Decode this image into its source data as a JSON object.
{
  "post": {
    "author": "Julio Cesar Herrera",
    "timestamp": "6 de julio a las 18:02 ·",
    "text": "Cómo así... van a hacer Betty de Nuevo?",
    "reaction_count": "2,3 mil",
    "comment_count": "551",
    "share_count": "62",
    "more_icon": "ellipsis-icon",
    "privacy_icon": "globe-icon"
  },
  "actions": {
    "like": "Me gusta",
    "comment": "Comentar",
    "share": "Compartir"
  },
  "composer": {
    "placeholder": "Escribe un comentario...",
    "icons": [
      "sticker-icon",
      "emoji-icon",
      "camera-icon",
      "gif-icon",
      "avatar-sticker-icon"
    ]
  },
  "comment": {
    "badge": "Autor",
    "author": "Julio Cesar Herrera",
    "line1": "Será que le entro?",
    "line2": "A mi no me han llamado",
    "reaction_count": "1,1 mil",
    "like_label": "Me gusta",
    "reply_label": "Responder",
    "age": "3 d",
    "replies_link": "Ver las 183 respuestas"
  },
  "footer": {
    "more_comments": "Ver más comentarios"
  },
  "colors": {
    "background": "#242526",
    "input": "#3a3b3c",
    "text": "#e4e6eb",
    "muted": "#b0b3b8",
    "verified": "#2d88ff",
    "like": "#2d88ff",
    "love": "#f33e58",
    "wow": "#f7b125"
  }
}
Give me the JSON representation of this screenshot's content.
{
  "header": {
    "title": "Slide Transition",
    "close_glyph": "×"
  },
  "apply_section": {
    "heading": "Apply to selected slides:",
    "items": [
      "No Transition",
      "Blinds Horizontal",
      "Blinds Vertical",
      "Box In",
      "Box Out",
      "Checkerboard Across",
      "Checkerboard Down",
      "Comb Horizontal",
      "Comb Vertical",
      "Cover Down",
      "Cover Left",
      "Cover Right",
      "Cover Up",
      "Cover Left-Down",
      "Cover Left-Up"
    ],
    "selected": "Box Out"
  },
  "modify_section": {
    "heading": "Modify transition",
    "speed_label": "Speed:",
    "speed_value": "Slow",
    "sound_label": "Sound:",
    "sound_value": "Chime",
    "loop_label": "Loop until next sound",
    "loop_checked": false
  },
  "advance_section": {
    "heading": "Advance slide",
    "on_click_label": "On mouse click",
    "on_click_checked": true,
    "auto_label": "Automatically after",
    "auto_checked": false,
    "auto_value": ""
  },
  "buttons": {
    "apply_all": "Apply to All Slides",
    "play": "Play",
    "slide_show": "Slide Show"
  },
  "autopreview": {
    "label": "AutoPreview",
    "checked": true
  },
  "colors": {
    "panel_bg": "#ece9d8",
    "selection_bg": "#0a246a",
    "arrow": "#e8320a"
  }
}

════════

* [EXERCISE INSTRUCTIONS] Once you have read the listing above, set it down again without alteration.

* [PROBLEM SOLUTION]
Decode this image into its source data as a JSON object.
{
  "post": {
    "author": "Julio Cesar Herrera",
    "timestamp": "6 de julio a las 18:02 ·",
    "text": "Cómo así... van a hacer Betty de Nuevo?",
    "reaction_count": "2,3 mil",
    "comment_count": "551",
    "share_count": "62",
    "more_icon": "ellipsis-icon",
    "privacy_icon": "globe-icon"
  },
  "actions": {
    "like": "Me gusta",
    "comment": "Comentar",
    "share": "Compartir"
  },
  "composer": {
    "placeholder": "Escribe un comentario...",
    "icons": [
      "sticker-icon",
      "emoji-icon",
      "camera-icon",
      "gif-icon",
      "avatar-sticker-icon"
    ]
  },
  "comment": {
    "badge": "Autor",
    "author": "Julio Cesar Herrera",
    "line1": "Será que le entro?",
    "line2": "A mi no me han llamado",
    "reaction_count": "1,1 mil",
    "like_label": "Me gusta",
    "reply_label": "Responder",
    "age": "3 d",
    "replies_link": "Ver las 183 respuestas"
  },
  "footer": {
    "more_comments": "Ver más comentarios"
  },
  "colors": {
    "background": "#242526",
    "input": "#3a3b3c",
    "text": "#e4e6eb",
    "muted": "#b0b3b8",
    "verified": "#2d88ff",
    "like": "#2d88ff",
    "love": "#f33e58",
    "wow": "#f7b125"
  }
}
Give me the JSON representation of this screenshot's content.
{
  "header": {
    "title": "Slide Transition",
    "close_glyph": "×"
  },
  "apply_section": {
    "heading": "Apply to selected slides:",
    "items": [
      "No Transition",
      "Blinds Horizontal",
      "Blinds Vertical",
      "Box In",
      "Box Out",
      "Checkerboard Across",
      "Checkerboard Down",
      "Comb Horizontal",
      "Comb Vertical",
      "Cover Down",
      "Cover Left",
      "Cover Right",
      "Cover Up",
      "Cover Left-Down",
      "Cover Left-Up"
    ],
    "selected": "Box Out"
  },
  "modify_section": {
    "heading": "Modify transition",
    "speed_label": "Speed:",
    "speed_value": "Slow",
    "sound_label": "Sound:",
    "sound_value": "Chime",
    "loop_label": "Loop until next sound",
    "loop_checked": false
  },
  "advance_section": {
    "heading": "Advance slide",
    "on_click_label": "On mouse click",
    "on_click_checked": true,
    "auto_label": "Automatically after",
    "auto_checked": false,
    "auto_value": ""
  },
  "buttons": {
    "apply_all": "Apply to All Slides",
    "play": "Play",
    "slide_show": "Slide Show"
  },
  "autopreview": {
    "label": "AutoPreview",
    "checked": true
  },
  "colors": {
    "panel_bg": "#ece9d8",
    "selection_bg": "#0a246a",
    "arrow": "#e8320a"
  }
}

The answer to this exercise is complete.